Authors:
ORCiD logo [1]
  1. Stanford Univ., CA (United States)
Publication Date:
Research Org.:
Stanford Univ., CA (United States)
Sponsoring Org.:
USDOE Office of Energy Efficiency and Renewable Energy (EERE), Vehicle Technologies Office (EE-3V)
OSTI Identifier:
1509739
Report Number(s):
DE-EE-0006828
6507233149
DOE Contract Number:  
EE0006828
Resource Type:
Technical Report
Country of Publication:
United States
Language:
English
Subject:
25 ENERGY STORAGE

Citation Formats

Cui, yi. Nanoscale Interfacial Engineering for Stable Lithium Metal Anodes. United States: N. p., 2018. Web. doi:10.2172/1509739.
Cui, yi. Nanoscale Interfacial Engineering for Stable Lithium Metal Anodes.

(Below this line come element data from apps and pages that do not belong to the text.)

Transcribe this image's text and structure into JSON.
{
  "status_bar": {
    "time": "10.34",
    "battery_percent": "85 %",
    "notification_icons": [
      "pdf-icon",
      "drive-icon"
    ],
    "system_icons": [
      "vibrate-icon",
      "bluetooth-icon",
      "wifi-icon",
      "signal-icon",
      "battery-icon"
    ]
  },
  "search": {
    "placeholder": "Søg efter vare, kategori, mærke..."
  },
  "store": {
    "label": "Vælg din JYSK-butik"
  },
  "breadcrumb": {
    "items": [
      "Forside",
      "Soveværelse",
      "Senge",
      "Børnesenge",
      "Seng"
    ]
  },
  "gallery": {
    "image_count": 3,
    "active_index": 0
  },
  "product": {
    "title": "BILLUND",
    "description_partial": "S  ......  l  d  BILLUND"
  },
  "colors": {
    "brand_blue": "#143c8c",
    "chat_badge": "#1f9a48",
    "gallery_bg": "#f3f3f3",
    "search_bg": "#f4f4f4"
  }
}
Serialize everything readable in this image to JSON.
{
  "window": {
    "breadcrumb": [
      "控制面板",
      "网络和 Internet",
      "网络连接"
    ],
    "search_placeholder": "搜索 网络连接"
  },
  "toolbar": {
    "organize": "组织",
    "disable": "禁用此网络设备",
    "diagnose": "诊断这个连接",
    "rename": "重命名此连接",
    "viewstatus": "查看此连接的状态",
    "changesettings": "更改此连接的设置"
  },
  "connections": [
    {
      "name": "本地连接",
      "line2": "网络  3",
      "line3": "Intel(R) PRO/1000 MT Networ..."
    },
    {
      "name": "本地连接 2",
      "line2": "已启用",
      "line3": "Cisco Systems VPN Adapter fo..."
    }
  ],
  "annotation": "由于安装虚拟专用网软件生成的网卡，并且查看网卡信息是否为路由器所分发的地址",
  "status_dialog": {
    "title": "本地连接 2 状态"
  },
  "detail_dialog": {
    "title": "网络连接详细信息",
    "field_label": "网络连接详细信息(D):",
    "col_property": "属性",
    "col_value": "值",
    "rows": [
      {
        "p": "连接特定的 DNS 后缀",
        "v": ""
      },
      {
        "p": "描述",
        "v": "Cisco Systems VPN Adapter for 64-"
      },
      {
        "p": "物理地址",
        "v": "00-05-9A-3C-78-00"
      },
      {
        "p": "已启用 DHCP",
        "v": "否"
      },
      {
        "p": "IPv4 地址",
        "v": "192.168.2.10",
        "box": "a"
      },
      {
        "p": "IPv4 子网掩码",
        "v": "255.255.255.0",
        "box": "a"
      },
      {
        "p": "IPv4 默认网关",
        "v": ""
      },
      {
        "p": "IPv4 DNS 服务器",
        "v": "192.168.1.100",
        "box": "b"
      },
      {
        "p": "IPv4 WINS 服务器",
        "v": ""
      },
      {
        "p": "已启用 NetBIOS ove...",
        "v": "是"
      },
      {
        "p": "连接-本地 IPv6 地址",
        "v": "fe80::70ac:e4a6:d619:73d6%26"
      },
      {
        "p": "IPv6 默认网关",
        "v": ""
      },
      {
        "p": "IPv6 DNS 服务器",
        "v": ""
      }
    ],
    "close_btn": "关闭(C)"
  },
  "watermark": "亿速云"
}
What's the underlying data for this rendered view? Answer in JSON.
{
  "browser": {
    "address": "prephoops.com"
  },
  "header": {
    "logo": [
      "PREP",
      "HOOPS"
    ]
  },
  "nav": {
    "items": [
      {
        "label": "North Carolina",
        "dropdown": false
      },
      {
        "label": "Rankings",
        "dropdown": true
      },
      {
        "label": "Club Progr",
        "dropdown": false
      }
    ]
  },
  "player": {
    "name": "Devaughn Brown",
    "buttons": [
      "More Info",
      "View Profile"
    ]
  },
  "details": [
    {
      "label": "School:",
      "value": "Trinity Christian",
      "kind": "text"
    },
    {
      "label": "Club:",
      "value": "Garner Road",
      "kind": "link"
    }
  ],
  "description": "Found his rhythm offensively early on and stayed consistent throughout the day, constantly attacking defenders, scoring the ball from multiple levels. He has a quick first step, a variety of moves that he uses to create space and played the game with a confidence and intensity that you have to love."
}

United States. https://doi.org/10.2172/1509739
Cui, yi. Sat . "Nanoscale Interfacial Engineering for Stable Lithium Metal Anodes". United States. https://doi.org/10.2172/1509739. https://www.osti.gov/servlets/purl/1509739.
@article{osti_1509739,
title = {Nanoscale Interfacial Engineering for Stable Lithium Metal Anodes},
author = {Cui, yi},
abstractNote = {Li-ion battery has gain great success as the power source for portable electronics, electric vehicles and grid scale energy storage. However, its energy density has achieved a bottleneck which calls for the further innovation of battery technologies especially those beyond Li-ion. Li metal anode has long been regarded as the "holy grail" for Li battery research, which is not only due to its highest theoretical capacity of 3860 mAh/g and lowest electrochemical potential, but also its key role in Li-S and Li-air battery systems, both of which are the most prominent battery chemistries for the next-generation energy storage technology. However, many challenges have been encountered on its way to commercialization. Among all problems of Li metal, there are two root causes, namely high reactivity of Li and its infinite relative volume change during cycling. On one hand, the high reactivity of Li results in the excess side reactions once is exposed to liquid electrolyte, which further lead to complex interfacial chemistry, blocked ion transport and the consumption of materials. On the other hand, the infinite relative volume change makes the solid electrolyte interphase (SEI) prone to fracture, which not only creates hot spots for uneven Li-ion flux distribution and thus dendritic deposition, but also exposes fresh Li for further side reactions, leading to low Coulombic efficiency. Under the circumstance, it is necessary to develop surface protection techniques as well as to improve the electrode volume stability in order to solve all the above-mentioned problems. Correspondingly, we successfully developed a set of nano-synthesis techniques to realize the proposed concepts in this study. The major achievements through this study include: The development of novel, three-dimensional Li composites to minimize the electrode-level volume change and excessive interfacial fluctuation during cycling. The development of various Li metal surface coating materials (inorganic materials, polymers, composites, etc.) and fundamentally studied the relationships between material properties and the electrochemical performance of Li metal anode. The combination between three-dimensional Li and effective surface coating rendered significant improvement in Li metal cycling efficiency and safety},
doi = {10.2172/1509739},
url = {https://www.osti.gov/biblio/1509739}, journal = {},
number = ,
volume = ,
place = {United States},
year = {2018},
month = {6}
}